If I was too zealous (impatient) when removing the outer sheath the whole wire stretched during the process. In stretching the wire it becomes thinned (again, obvious I guess) and as it becomes thinner its current handling capacity is reduced. Ideally I'd not have to strip the wire but I have yet to find a simple un-insulated 26 / 28AWG wire source... Until I do, I'm careful and test quite a few of the fuse-wire 'links' I make. To be fair I have only had 3 failures in 20+ battery packs / 400-odd 18650 cells but I'd still like to find a better / less finicky wire source.

Panasonic NCR18650  20S4P battery pack.

Each cell, top and bottom fused to a common nickel strip.

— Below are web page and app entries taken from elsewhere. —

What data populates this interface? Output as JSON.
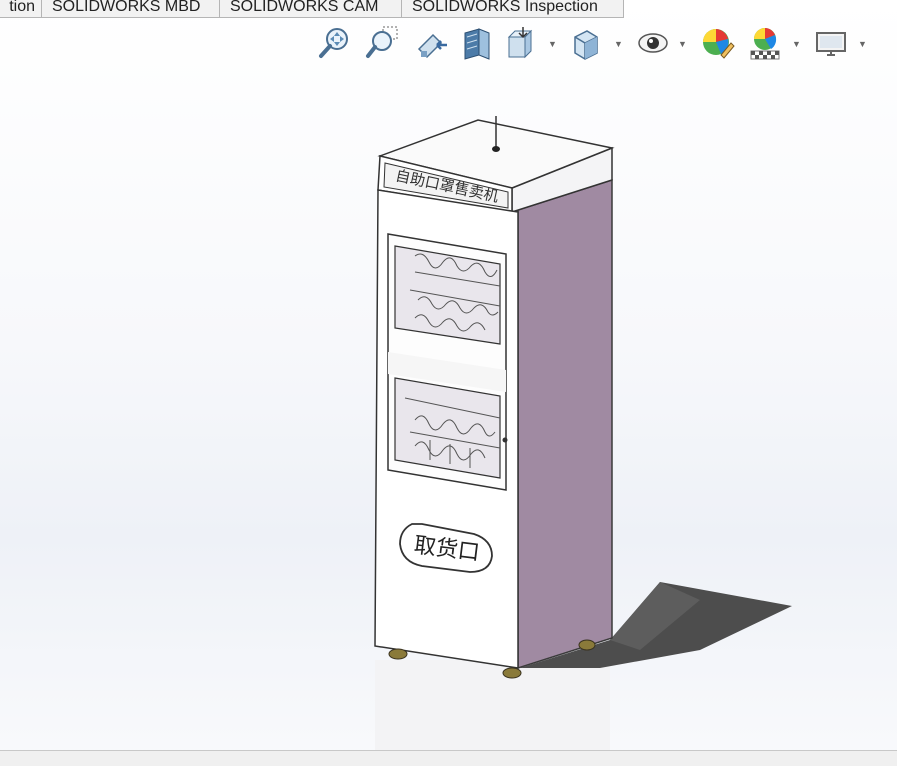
{
  "tabs": [
    {
      "label": "tion"
    },
    {
      "label": "SOLIDWORKS MBD"
    },
    {
      "label": "SOLIDWORKS CAM"
    },
    {
      "label": "SOLIDWORKS Inspection"
    }
  ],
  "toolbar": {
    "icons": [
      "zoom-to-fit-icon",
      "zoom-to-area-icon",
      "previous-view-icon",
      "section-view-icon",
      "view-orientation-icon",
      "display-style-icon",
      "hide-show-items-icon",
      "edit-appearance-icon",
      "apply-scene-icon",
      "view-settings-icon"
    ]
  },
  "model": {
    "sign_text": "自助口罩售卖机",
    "pickup_label": "取货口"
  },
  "colors": {
    "cabinet_side": "#a08aa2",
    "cabinet_front": "#ffffff",
    "shadow": "#505050",
    "background_top": "#ffffff",
    "background_bottom": "#eef1f7"
  }
}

The fuse-wires are spot welded to the battery caps and soldered to the common strip.

The common strip also caters for the BMS sense wire connections without having to solder to a battery cap.

It takes around 2 hours to get to this stage.

I then have a BMS to connect, the output and charge cabling, the thermal circuit breaker and the final packaging to complete - another 2 hours, or thereabouts.

Inter-cell connections :

In a previous section, I mused over whether it was better to solder or spot weld inter-cell connections. You can read about it <HERE>.

All-in-all then, once a suitable gauge of fuse-wire had been determined it was simply necessary to spot weld short lengths to the cell caps and the interconnecting 'busbar' / nickel strip... and that was when the next set of challenges arose. You can read all about my attempts (and final successful solution) to spot-weld wire to cell-caps <HERE> .

Anyways, with the above in mind, what I REALLY WOULD like to do is to find a way of knowing that a fuse has blown... but that's something for the future...

Whilst fusing 18650 cells is most definitely not mandatory, I prefer to do it.

The first time round, it most definitely was not as quick or easy as simply connecting each cell cap to its neighbour (in the desired format) with nickel strip BUT subsequently it adds very little to a battery pack build and does give me confidence to string together large packs of serial / parallel cells, with associated capacity (= range) benefits, without worrying if a faulty cell will ruin my day a year or two down the road.

For me, that's reason enough !

To sum up :